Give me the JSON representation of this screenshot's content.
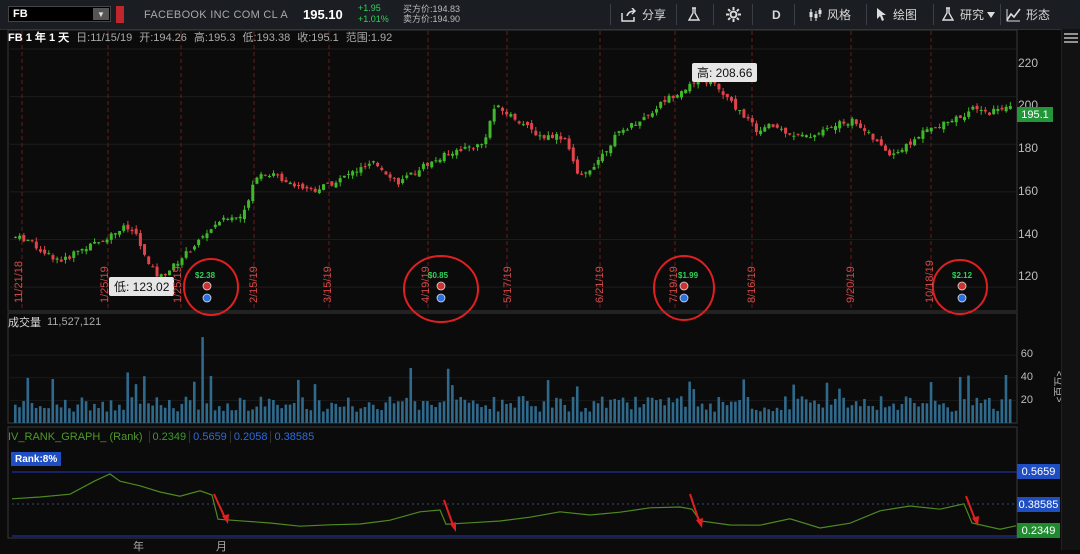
{
  "toolbar": {
    "symbol": "FB",
    "description": "FACEBOOK INC COM CL A",
    "last": "195.10",
    "change": "+1.95",
    "change_pct": "+1.01%",
    "bid": "买方价:194.83",
    "ask": "卖方价:194.90",
    "share_label": "分享",
    "period_label": "D",
    "style_label": "风格",
    "drawing_label": "绘图",
    "study_label": "研究",
    "pattern_label": "形态"
  },
  "price_panel": {
    "symbol": "FB",
    "timeframe": "1 年 1 天",
    "date": "日:11/15/19",
    "open": "开:194.26",
    "high": "高:195.3",
    "low": "低:193.38",
    "close": "收:195.1",
    "range": "范围:1.92",
    "y_ticks": [
      "220",
      "200",
      "180",
      "160",
      "140",
      "120"
    ],
    "current_price_tag": "195.1",
    "high_callout": "高: 208.66",
    "low_callout": "低: 123.02",
    "date_labels": [
      "11/21/18",
      "1/25/19",
      "2/15/19",
      "3/15/19",
      "4/19/19",
      "5/17/19",
      "6/21/19",
      "7/19/19",
      "8/16/19",
      "9/20/19",
      "10/18/19"
    ],
    "earnings": [
      "$2.38",
      "$0.85",
      "$1.99",
      "$2.12"
    ]
  },
  "volume_panel": {
    "label": "成交量",
    "value": "11,527,121",
    "y_ticks": [
      "60",
      "40",
      "20"
    ],
    "unit": "<百万>"
  },
  "iv_panel": {
    "label": "IV_RANK_GRAPH_ (Rank)",
    "values": [
      "0.2349",
      "0.5659",
      "0.2058",
      "0.38585"
    ],
    "rank_badge": "Rank:8%",
    "right_tags": [
      "0.5659",
      "0.38585",
      "0.2349"
    ]
  },
  "x_axis": {
    "labels": [
      "年",
      "月"
    ]
  },
  "colors": {
    "up": "#3fb92a",
    "down": "#e0434a",
    "volume": "#2f6a8c",
    "iv_line": "#4e8a1f",
    "annotation": "#e02020",
    "price_tag": "#23963a",
    "blue_tag": "#1f4ec2",
    "green_tag": "#1f8a2e"
  },
  "chart_data": {
    "type": "candlestick",
    "x_range": [
      "11/15/18",
      "11/15/19"
    ],
    "ylim": [
      110,
      228
    ],
    "approx_close_series": [
      141,
      140,
      136,
      133,
      131,
      135,
      137,
      139,
      142,
      145,
      143,
      130,
      124,
      128,
      133,
      138,
      143,
      148,
      149,
      150,
      167,
      168,
      166,
      164,
      162,
      161,
      163,
      165,
      168,
      170,
      172,
      168,
      164,
      167,
      171,
      173,
      176,
      178,
      179,
      180,
      196,
      193,
      190,
      186,
      183,
      184,
      182,
      165,
      170,
      176,
      183,
      187,
      190,
      193,
      198,
      201,
      204,
      206,
      207,
      201,
      196,
      191,
      185,
      188,
      186,
      184,
      183,
      185,
      187,
      189,
      190,
      185,
      180,
      176,
      178,
      182,
      186,
      187,
      190,
      192,
      195,
      193,
      195,
      195.1
    ],
    "high": 208.66,
    "low": 123.02
  }
}
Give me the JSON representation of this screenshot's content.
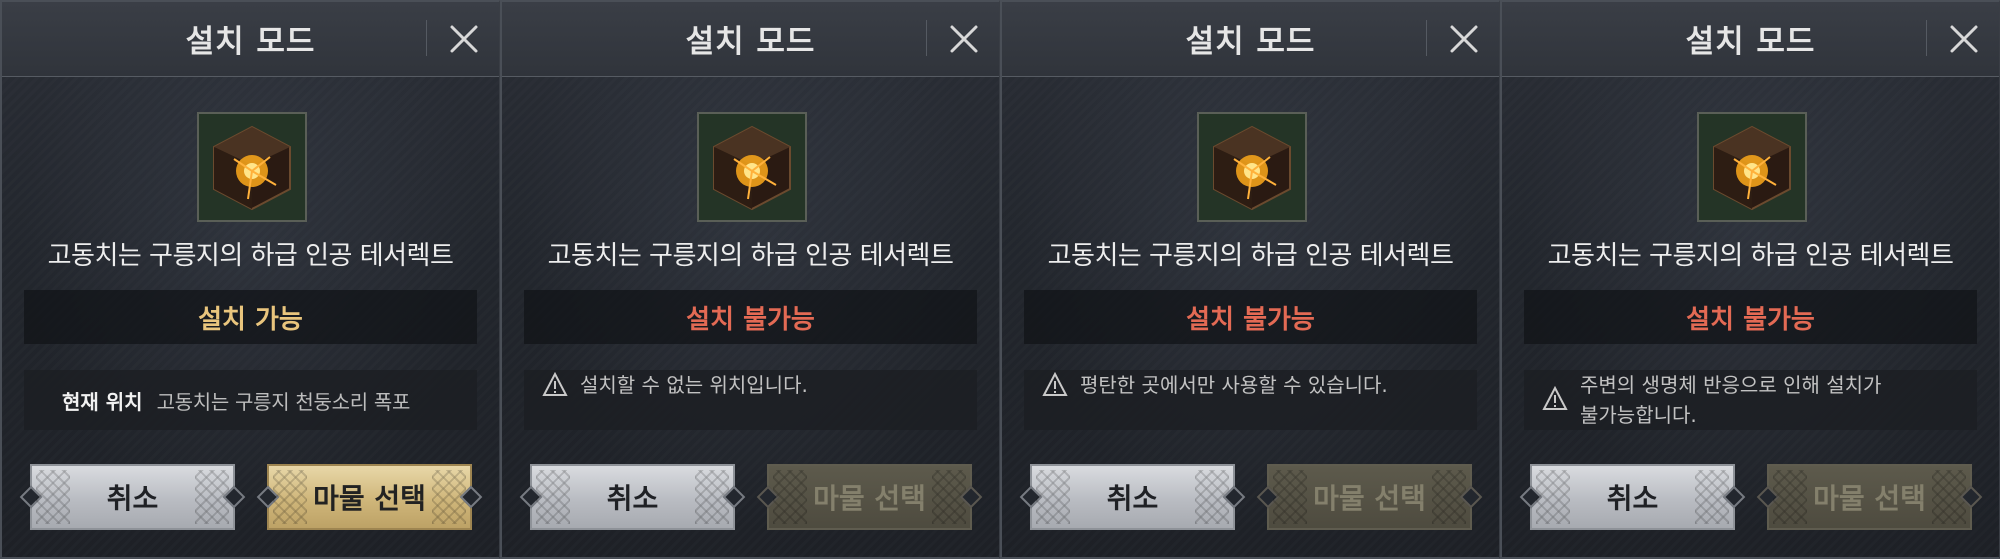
{
  "colors": {
    "status_ok": "#e9c57d",
    "status_bad": "#e36a54",
    "select_enabled": "#cfb67a",
    "select_disabled": "#4e4b3f",
    "cancel": "#c4c7cc"
  },
  "panels": [
    {
      "title": "설치 모드",
      "close_icon": "close-icon",
      "item_icon": "glowing-cube-icon",
      "item_name": "고동치는 구릉지의 하급 인공 테서렉트",
      "status": "설치 가능",
      "status_type": "ok",
      "location_label": "현재 위치",
      "location_value": "고동치는 구릉지  천둥소리 폭포",
      "cancel_label": "취소",
      "select_label": "마물 선택",
      "select_enabled": true
    },
    {
      "title": "설치 모드",
      "close_icon": "close-icon",
      "item_icon": "glowing-cube-icon",
      "item_name": "고동치는 구릉지의 하급 인공 테서렉트",
      "status": "설치 불가능",
      "status_type": "bad",
      "warning_icon": "warning-icon",
      "warning_lines": [
        "설치할 수 없는 위치입니다."
      ],
      "cancel_label": "취소",
      "select_label": "마물 선택",
      "select_enabled": false
    },
    {
      "title": "설치 모드",
      "close_icon": "close-icon",
      "item_icon": "glowing-cube-icon",
      "item_name": "고동치는 구릉지의 하급 인공 테서렉트",
      "status": "설치 불가능",
      "status_type": "bad",
      "warning_icon": "warning-icon",
      "warning_lines": [
        "평탄한 곳에서만 사용할 수 있습니다."
      ],
      "cancel_label": "취소",
      "select_label": "마물 선택",
      "select_enabled": false
    },
    {
      "title": "설치 모드",
      "close_icon": "close-icon",
      "item_icon": "glowing-cube-icon",
      "item_name": "고동치는 구릉지의 하급 인공 테서렉트",
      "status": "설치 불가능",
      "status_type": "bad",
      "warning_icon": "warning-icon",
      "warning_lines": [
        "주변의 생명체 반응으로 인해 설치가",
        "불가능합니다."
      ],
      "cancel_label": "취소",
      "select_label": "마물 선택",
      "select_enabled": false
    }
  ]
}
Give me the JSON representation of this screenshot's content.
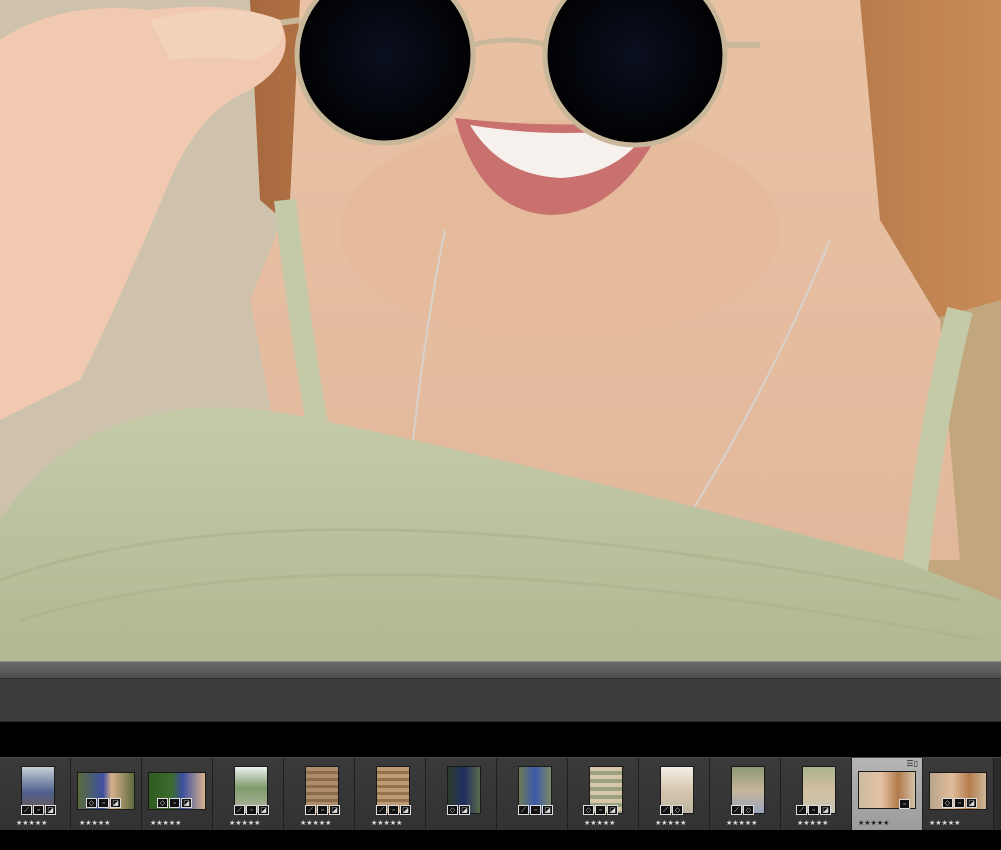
{
  "filmstrip": {
    "stars": "★★★★★",
    "selected_index": 13,
    "thumbnail_count": 14
  },
  "colors": {
    "panel": "#3d3d3d",
    "filmstrip_bg": "#2b2b2b",
    "selected_cell": "#b5b5b5"
  }
}
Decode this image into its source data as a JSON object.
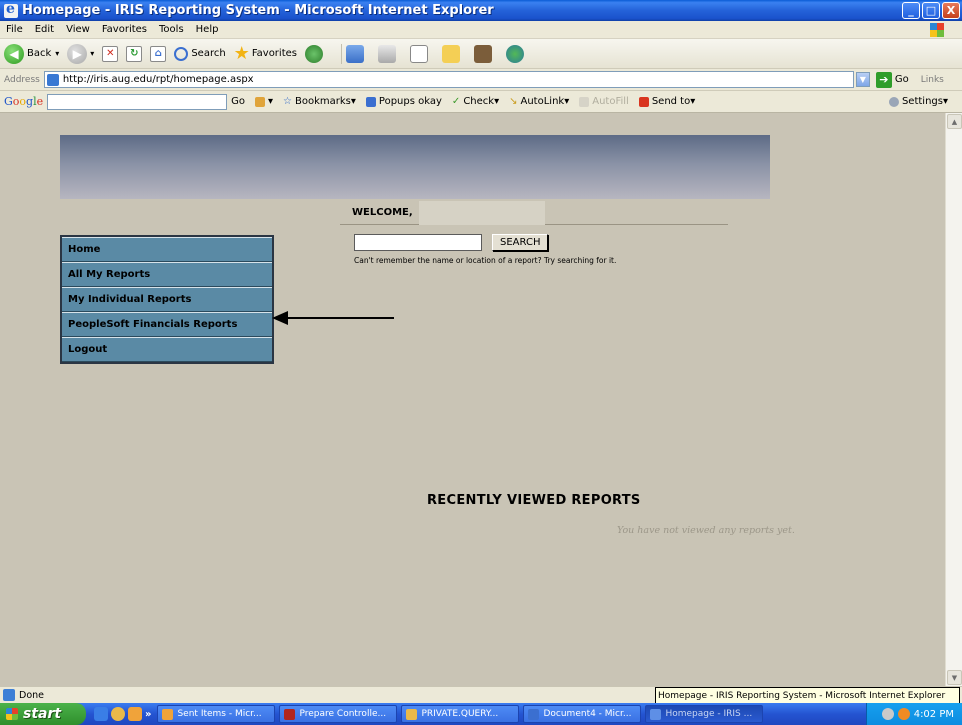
{
  "window": {
    "title": "Homepage - IRIS Reporting System - Microsoft Internet Explorer",
    "min_label": "_",
    "max_label": "□",
    "close_label": "X"
  },
  "menubar": [
    "File",
    "Edit",
    "View",
    "Favorites",
    "Tools",
    "Help"
  ],
  "toolbar": {
    "back": "Back",
    "search": "Search",
    "favorites": "Favorites"
  },
  "address": {
    "label": "Address",
    "url": "http://iris.aug.edu/rpt/homepage.aspx",
    "go": "Go",
    "links": "Links"
  },
  "googlebar": {
    "go": "Go",
    "bookmarks": "Bookmarks",
    "popups": "Popups okay",
    "check": "Check",
    "autolink": "AutoLink",
    "autofill": "AutoFill",
    "sendto": "Send to",
    "settings": "Settings"
  },
  "page": {
    "welcome": "WELCOME,",
    "search_button": "SEARCH",
    "search_value": "",
    "search_hint": "Can't remember the name or location of a report? Try searching for it.",
    "nav": [
      {
        "label": "Home"
      },
      {
        "label": "All My Reports"
      },
      {
        "label": "My Individual Reports"
      },
      {
        "label": "PeopleSoft Financials Reports"
      },
      {
        "label": "Logout"
      }
    ],
    "recent_title": "RECENTLY VIEWED REPORTS",
    "recent_empty": "You have not viewed any reports yet."
  },
  "status": {
    "text": "Done",
    "tooltip": "Homepage - IRIS Reporting System - Microsoft Internet Explorer"
  },
  "taskbar": {
    "start": "start",
    "more": "»",
    "tasks": [
      {
        "label": "Sent Items - Micr...",
        "color": "#f0a33a"
      },
      {
        "label": "Prepare Controlle...",
        "color": "#b2261e"
      },
      {
        "label": "PRIVATE.QUERY...",
        "color": "#e9b94a"
      },
      {
        "label": "Document4 - Micr...",
        "color": "#3b6fd0"
      },
      {
        "label": "Homepage - IRIS ...",
        "color": "#3b6fd0"
      }
    ],
    "clock": "4:02 PM"
  },
  "colors": {
    "nav_bg": "#5a8aa5",
    "header_top": "#5d6b86",
    "page_bg": "#c9c4b5"
  }
}
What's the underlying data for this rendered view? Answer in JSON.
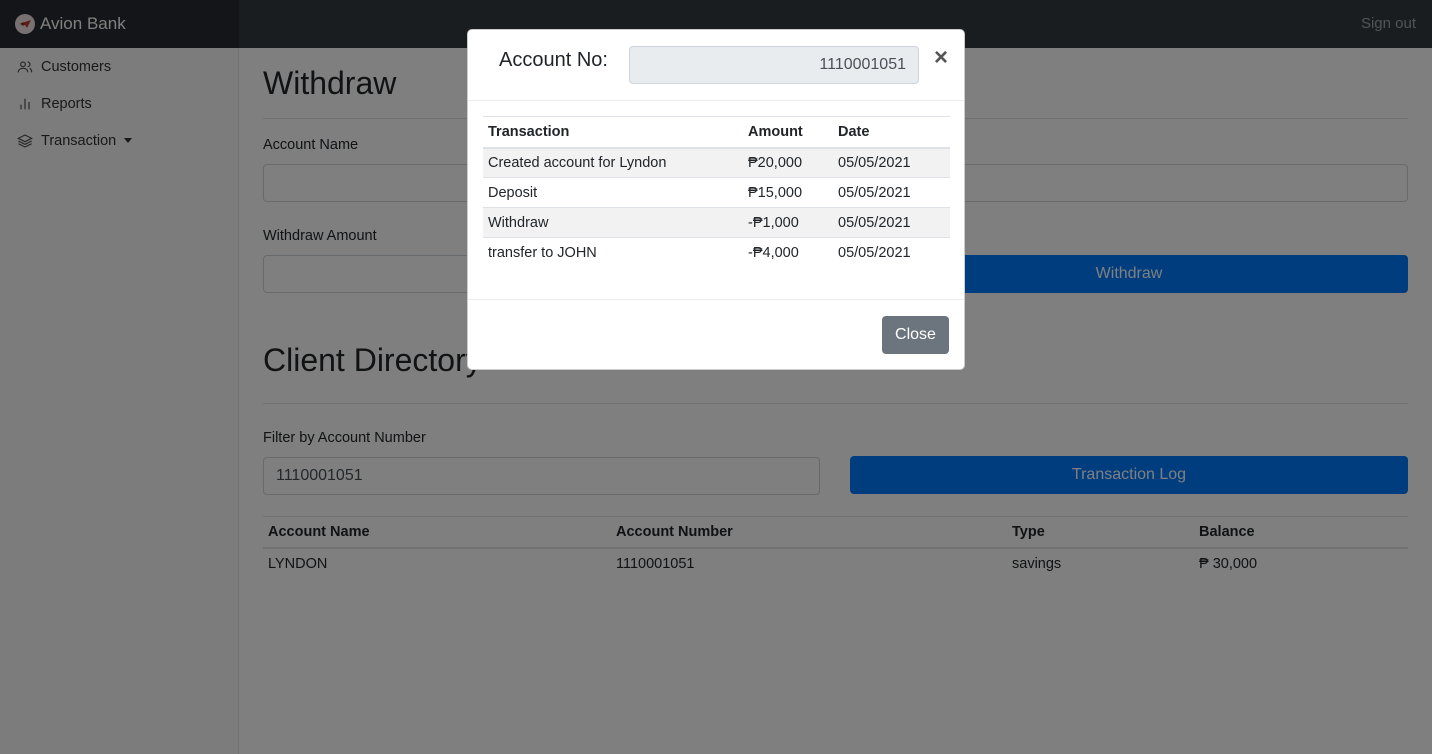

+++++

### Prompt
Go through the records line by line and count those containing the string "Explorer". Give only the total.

### Response area
2